**WORK TO BE COMPLETED**
Could you copy every line of the data that contains the word "page"?

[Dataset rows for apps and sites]
+++

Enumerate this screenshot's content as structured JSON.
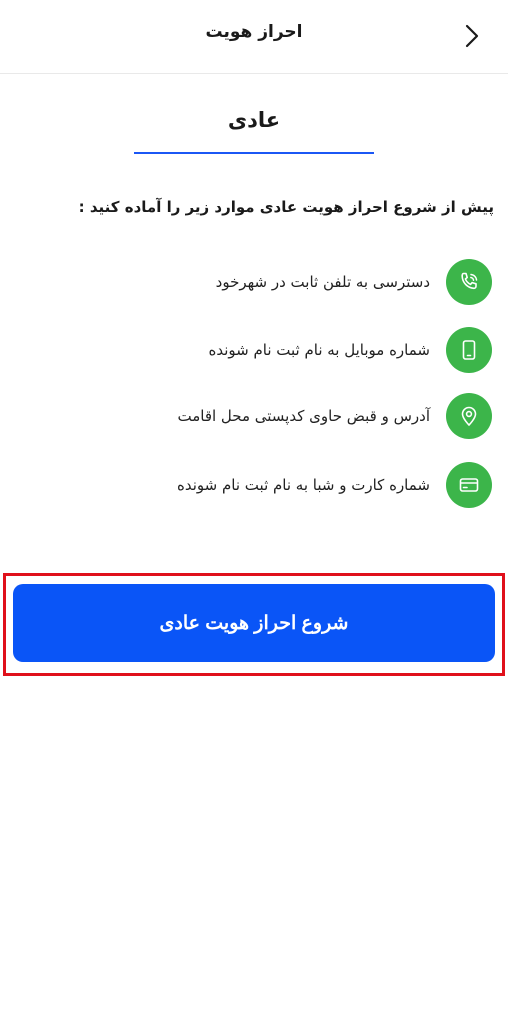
{
  "header": {
    "title": "احراز هویت",
    "back_icon": "chevron-right-icon"
  },
  "tabs": [
    {
      "label": "عادی",
      "selected": true
    }
  ],
  "intro_text": "پیش از شروع احراز هویت عادی موارد زیر را آماده کنید :",
  "requirements": [
    {
      "label": "دسترسی به تلفن ثابت در شهرخود",
      "icon": "phone-icon"
    },
    {
      "label": "شماره موبایل به نام ثبت نام شونده",
      "icon": "mobile-icon"
    },
    {
      "label": "آدرس و قبض حاوی کدپستی محل اقامت",
      "icon": "location-pin-icon"
    },
    {
      "label": "شماره کارت و شبا به نام ثبت نام شونده",
      "icon": "credit-card-icon"
    }
  ],
  "start_button": {
    "label": "شروع احراز هویت عادی"
  },
  "colors": {
    "accent": "#0a55f7",
    "tab_underline": "#1b57f5",
    "icon_bg": "#3cb54a",
    "highlight": "#e0101b"
  }
}
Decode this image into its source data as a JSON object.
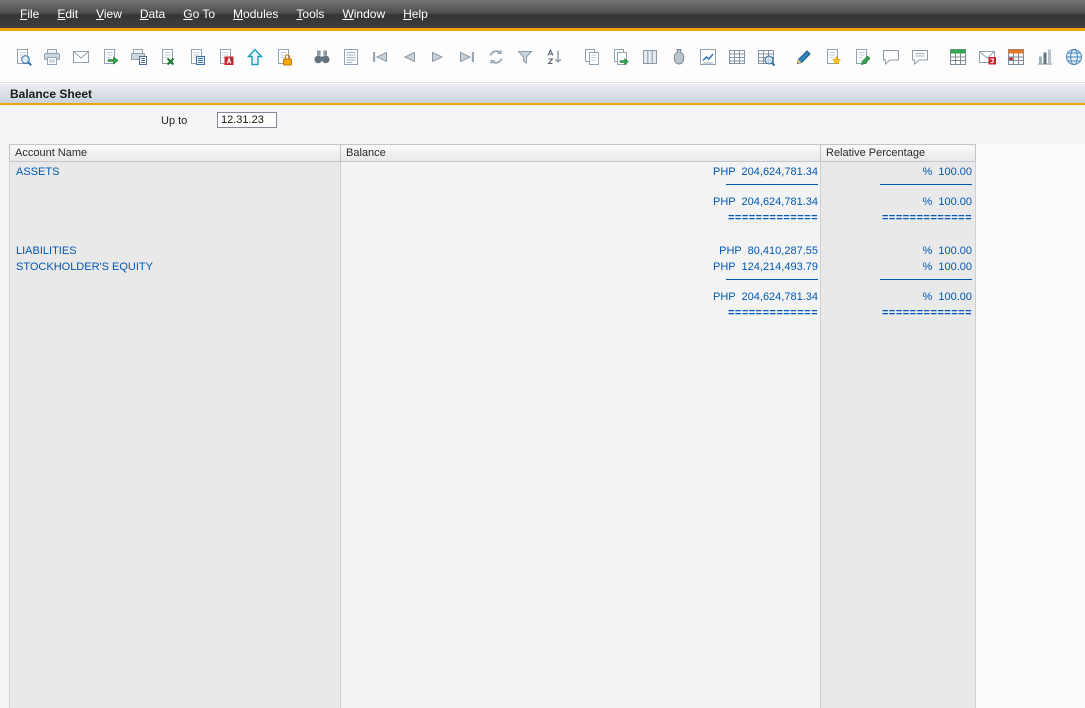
{
  "app": {
    "accent_color": "#f0a30a",
    "report_text_color": "#0059b3"
  },
  "menu_bar": {
    "items": [
      {
        "label": "File"
      },
      {
        "label": "Edit"
      },
      {
        "label": "View"
      },
      {
        "label": "Data"
      },
      {
        "label": "Go To"
      },
      {
        "label": "Modules"
      },
      {
        "label": "Tools"
      },
      {
        "label": "Window"
      },
      {
        "label": "Help"
      }
    ]
  },
  "toolbar": {
    "groups": [
      {
        "items": [
          {
            "name": "print-preview-icon",
            "glyph": "page-search"
          },
          {
            "name": "print-icon",
            "glyph": "printer"
          },
          {
            "name": "email-icon",
            "glyph": "envelope"
          },
          {
            "name": "export-icon",
            "glyph": "page-out"
          },
          {
            "name": "print-setup-icon",
            "glyph": "printer-calc"
          },
          {
            "name": "export-excel-icon",
            "glyph": "page-x"
          },
          {
            "name": "export-document-icon",
            "glyph": "page-note"
          },
          {
            "name": "export-pdf-icon",
            "glyph": "page-pdf"
          },
          {
            "name": "upload-icon",
            "glyph": "arrow-up"
          },
          {
            "name": "protected-report-icon",
            "glyph": "page-lock"
          }
        ]
      },
      {
        "items": [
          {
            "name": "find-icon",
            "glyph": "binoculars"
          },
          {
            "name": "report-list-icon",
            "glyph": "list"
          },
          {
            "name": "first-record-icon",
            "glyph": "nav-first"
          },
          {
            "name": "previous-record-icon",
            "glyph": "nav-prev"
          },
          {
            "name": "next-record-icon",
            "glyph": "nav-next"
          },
          {
            "name": "last-record-icon",
            "glyph": "nav-last"
          },
          {
            "name": "refresh-icon",
            "glyph": "refresh"
          },
          {
            "name": "filter-icon",
            "glyph": "funnel"
          },
          {
            "name": "sort-icon",
            "glyph": "sort-az"
          }
        ]
      },
      {
        "items": [
          {
            "name": "copy-icon",
            "glyph": "copy"
          },
          {
            "name": "copy-to-icon",
            "glyph": "copy-arrow"
          },
          {
            "name": "columns-icon",
            "glyph": "columns"
          },
          {
            "name": "archive-icon",
            "glyph": "jar"
          },
          {
            "name": "chart-icon",
            "glyph": "chart-up"
          },
          {
            "name": "table-icon",
            "glyph": "grid"
          },
          {
            "name": "table-search-icon",
            "glyph": "grid-search"
          }
        ]
      },
      {
        "items": [
          {
            "name": "edit-icon",
            "glyph": "pencil"
          },
          {
            "name": "new-note-icon",
            "glyph": "page-new"
          },
          {
            "name": "edit-note-icon",
            "glyph": "page-edit"
          },
          {
            "name": "comment-icon",
            "glyph": "bubble"
          },
          {
            "name": "comments-icon",
            "glyph": "bubble-lines"
          }
        ]
      },
      {
        "items": [
          {
            "name": "schedule-icon",
            "glyph": "grid-green"
          },
          {
            "name": "mail-alert-icon",
            "glyph": "envelope-red"
          },
          {
            "name": "summary-table-icon",
            "glyph": "grid-red"
          },
          {
            "name": "bar-chart-icon",
            "glyph": "chart-bars"
          },
          {
            "name": "web-icon",
            "glyph": "globe"
          }
        ]
      }
    ]
  },
  "document": {
    "title": "Balance Sheet"
  },
  "filter": {
    "label": "Up to",
    "value": "12.31.23"
  },
  "report": {
    "columns": [
      {
        "label": "Account Name"
      },
      {
        "label": "Balance"
      },
      {
        "label": "Relative Percentage"
      }
    ],
    "currency": "PHP",
    "rows": [
      {
        "type": "detail",
        "name": "ASSETS",
        "balance": "PHP  204,624,781.34",
        "percent": "%  100.00"
      },
      {
        "type": "rule"
      },
      {
        "type": "total",
        "name": "",
        "balance": "PHP  204,624,781.34",
        "percent": "%  100.00"
      },
      {
        "type": "double-rule",
        "name": "",
        "balance": "=============",
        "percent": "============="
      },
      {
        "type": "spacer"
      },
      {
        "type": "detail",
        "name": "LIABILITIES",
        "balance": "PHP  80,410,287.55",
        "percent": "%  100.00"
      },
      {
        "type": "detail",
        "name": "STOCKHOLDER'S EQUITY",
        "balance": "PHP  124,214,493.79",
        "percent": "%  100.00"
      },
      {
        "type": "rule"
      },
      {
        "type": "total",
        "name": "",
        "balance": "PHP  204,624,781.34",
        "percent": "%  100.00"
      },
      {
        "type": "double-rule",
        "name": "",
        "balance": "=============",
        "percent": "============="
      }
    ]
  }
}
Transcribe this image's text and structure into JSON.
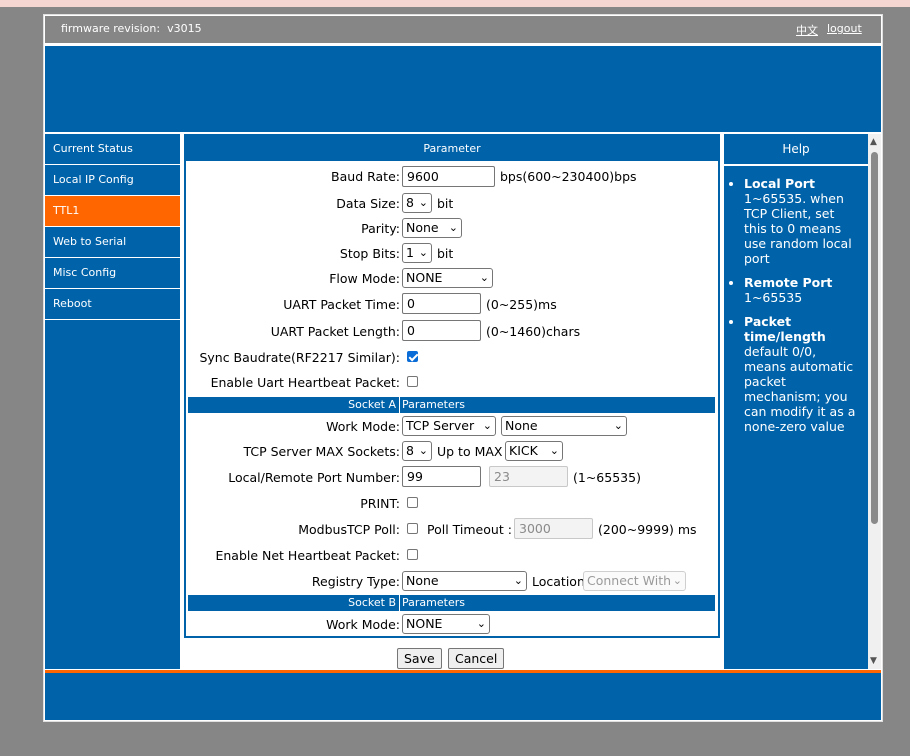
{
  "header": {
    "firmware_label": "firmware revision:",
    "firmware_value": "v3015",
    "lang_link": "中文",
    "logout_link": "logout"
  },
  "sidebar": {
    "items": [
      {
        "label": "Current Status"
      },
      {
        "label": "Local IP Config"
      },
      {
        "label": "TTL1",
        "active": true
      },
      {
        "label": "Web to Serial"
      },
      {
        "label": "Misc Config"
      },
      {
        "label": "Reboot"
      }
    ]
  },
  "form": {
    "title": "Parameter",
    "baud_rate": {
      "label": "Baud Rate:",
      "value": "9600",
      "unit": "bps(600~230400)bps"
    },
    "data_size": {
      "label": "Data Size:",
      "value": "8",
      "unit": "bit"
    },
    "parity": {
      "label": "Parity:",
      "value": "None"
    },
    "stop_bits": {
      "label": "Stop Bits:",
      "value": "1",
      "unit": "bit"
    },
    "flow_mode": {
      "label": "Flow Mode:",
      "value": "NONE"
    },
    "uart_packet_time": {
      "label": "UART Packet Time:",
      "value": "0",
      "unit": "(0~255)ms"
    },
    "uart_packet_length": {
      "label": "UART Packet Length:",
      "value": "0",
      "unit": "(0~1460)chars"
    },
    "sync_baudrate": {
      "label": "Sync Baudrate(RF2217 Similar):",
      "checked": true
    },
    "uart_heartbeat": {
      "label": "Enable Uart Heartbeat Packet:",
      "checked": false
    },
    "socket_a": {
      "section_left": "Socket A",
      "section_right": "Parameters",
      "work_mode": {
        "label": "Work Mode:",
        "value": "TCP Server",
        "value2": "None"
      },
      "max_sockets": {
        "label": "TCP Server MAX Sockets:",
        "value": "8",
        "middle": "Up to MAX",
        "value2": "KICK"
      },
      "port": {
        "label": "Local/Remote Port Number:",
        "local": "99",
        "remote": "23",
        "unit": "(1~65535)"
      },
      "print": {
        "label": "PRINT:",
        "checked": false
      },
      "modbus": {
        "label": "ModbusTCP Poll:",
        "checked": false,
        "timeout_label": "Poll Timeout :",
        "timeout_value": "3000",
        "unit": "(200~9999) ms"
      },
      "net_heartbeat": {
        "label": "Enable Net Heartbeat Packet:",
        "checked": false
      },
      "registry": {
        "label": "Registry Type:",
        "value": "None",
        "location_label": "Location",
        "location_value": "Connect With"
      }
    },
    "socket_b": {
      "section_left": "Socket B",
      "section_right": "Parameters",
      "work_mode": {
        "label": "Work Mode:",
        "value": "NONE"
      }
    }
  },
  "buttons": {
    "save": "Save",
    "cancel": "Cancel"
  },
  "help": {
    "title": "Help",
    "items": [
      {
        "term": "Local Port",
        "text": "1~65535. when TCP Client, set this to 0 means use random local port"
      },
      {
        "term": "Remote Port",
        "text": "1~65535"
      },
      {
        "term": "Packet time/length",
        "text": "default 0/0, means automatic packet mechanism; you can modify it as a none-zero value"
      }
    ]
  },
  "colors": {
    "primary": "#0063aa",
    "accent": "#ff6600",
    "background": "#868686"
  }
}
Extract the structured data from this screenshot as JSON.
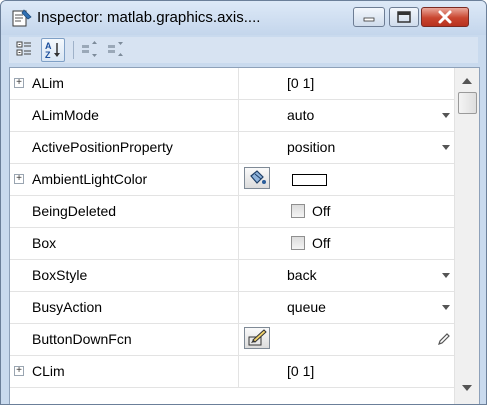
{
  "window": {
    "title": "Inspector:  matlab.graphics.axis....",
    "app_icon": "inspector-icon"
  },
  "toolbar": {
    "buttons": [
      {
        "name": "categorized-view",
        "icon": "categorized-icon",
        "active": false
      },
      {
        "name": "alphabetical-view",
        "icon": "sort-az-icon",
        "active": true
      },
      {
        "name": "expand-all",
        "icon": "expand-all-icon",
        "active": false
      },
      {
        "name": "collapse-all",
        "icon": "collapse-all-icon",
        "active": false
      }
    ]
  },
  "properties": [
    {
      "name": "ALim",
      "expandable": true,
      "value": "[0 1]",
      "kind": "text"
    },
    {
      "name": "ALimMode",
      "expandable": false,
      "value": "auto",
      "kind": "dropdown"
    },
    {
      "name": "ActivePositionProperty",
      "expandable": false,
      "value": "position",
      "kind": "dropdown"
    },
    {
      "name": "AmbientLightColor",
      "expandable": true,
      "value": "",
      "kind": "color",
      "color": "#ffffff"
    },
    {
      "name": "BeingDeleted",
      "expandable": false,
      "value": "Off",
      "kind": "checkbox"
    },
    {
      "name": "Box",
      "expandable": false,
      "value": "Off",
      "kind": "checkbox"
    },
    {
      "name": "BoxStyle",
      "expandable": false,
      "value": "back",
      "kind": "dropdown"
    },
    {
      "name": "BusyAction",
      "expandable": false,
      "value": "queue",
      "kind": "dropdown"
    },
    {
      "name": "ButtonDownFcn",
      "expandable": false,
      "value": "",
      "kind": "callback"
    },
    {
      "name": "CLim",
      "expandable": true,
      "value": "[0 1]",
      "kind": "text"
    }
  ],
  "colors": {
    "frame": "#c9daee",
    "close_button": "#c9452f",
    "grid_line": "#e3e3e3"
  }
}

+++

**ANSWER TO THE EXERCISE**
            "glyph": "page-search"
            "glyph": "page-out"
            "glyph": "page-x"
            "glyph": "page-note"
            "glyph": "page-pdf"
            "glyph": "page-lock"
            "glyph": "page-new"
            "glyph": "page-edit"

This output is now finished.